◆ **Exercise prompt**: Copy each line below that contains "whitmerandassociates".

◆ **Records shown**:
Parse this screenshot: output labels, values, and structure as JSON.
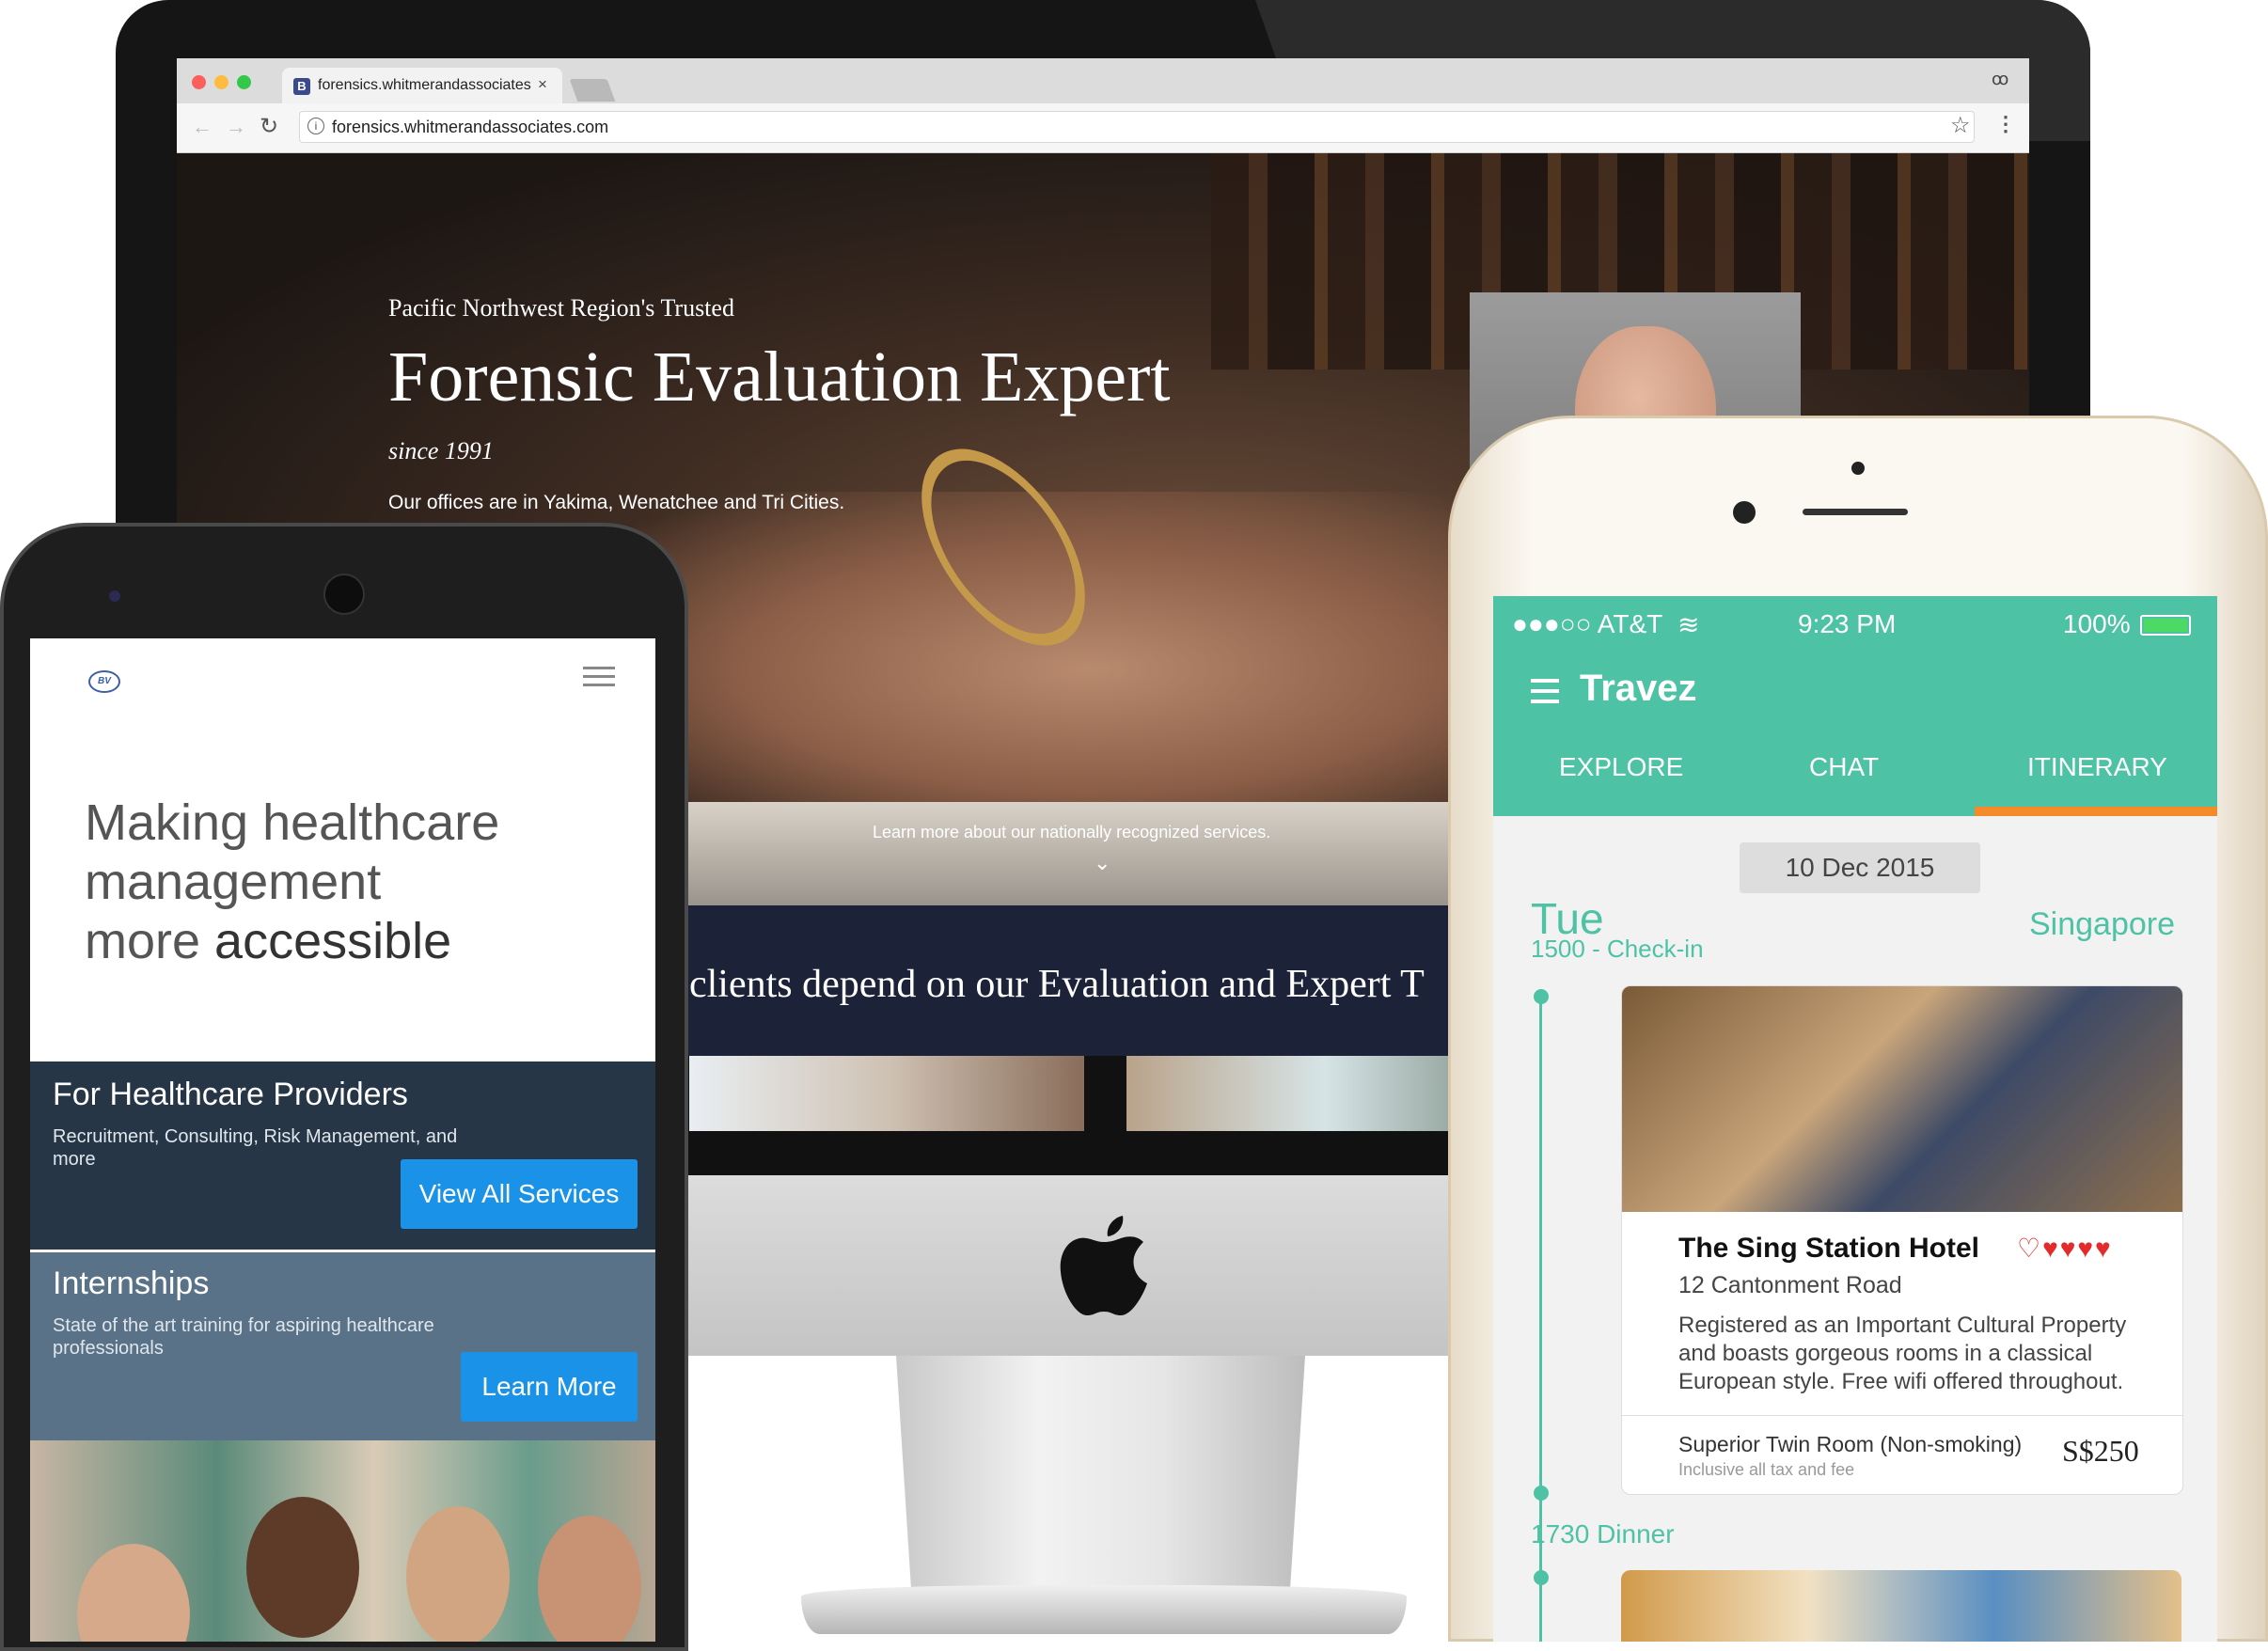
{
  "desktop": {
    "tab_title": "forensics.whitmerandassociates.com",
    "tab_favicon": "B",
    "tab_close": "×",
    "url": "forensics.whitmerandassociates.com",
    "nav_back": "←",
    "nav_forward": "→",
    "reload": "↻",
    "star": "☆",
    "menu": "⋮",
    "incognito": "ꝏ",
    "hero": {
      "kicker": "Pacific Northwest Region's Trusted",
      "title": "Forensic Evaluation Expert",
      "since": "since 1991",
      "offices": "Our offices are in Yakima, Wenatchee and Tri Cities.",
      "learn_more": "Learn more about our nationally recognized services.",
      "chevron": "⌄"
    },
    "banner_text": "clients depend on our Evaluation and Expert T"
  },
  "android": {
    "headline_line1": "Making healthcare",
    "headline_line2": "management",
    "headline_line3a": "more ",
    "headline_line3b": "accessible",
    "providers": {
      "title": "For Healthcare Providers",
      "desc": "Recruitment, Consulting, Risk Management, and more",
      "button": "View All Services"
    },
    "internships": {
      "title": "Internships",
      "desc": "State of the art training for aspiring healthcare professionals",
      "button": "Learn More"
    }
  },
  "iphone": {
    "carrier": "●●●○○ AT&T",
    "wifi": "≋",
    "time": "9:23 PM",
    "battery": "100%",
    "app_title": "Travez",
    "tabs": [
      "EXPLORE",
      "CHAT",
      "ITINERARY"
    ],
    "active_tab": "ITINERARY",
    "date": "10 Dec 2015",
    "day": "Tue",
    "checkin": "1500 - Check-in",
    "city": "Singapore",
    "hotel": {
      "name": "The Sing Station Hotel",
      "hearts": "♡♥♥♥♥",
      "address": "12 Cantonment Road",
      "description": "Registered as an Important Cultural Property and boasts gorgeous rooms in a classical European style. Free wifi offered throughout.",
      "room": "Superior Twin Room (Non-smoking)",
      "tax_note": "Inclusive all tax and fee",
      "price": "S$250"
    },
    "next_event": "1730 Dinner"
  },
  "colors": {
    "travez_teal": "#4ec2a5",
    "itinerary_underline": "#f58a2a",
    "primary_button_blue": "#1992e8",
    "banner_navy": "#1c2238"
  }
}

◆ **Answer for the task**:
    "tab_title": "forensics.whitmerandassociates.com",
    "url": "forensics.whitmerandassociates.com",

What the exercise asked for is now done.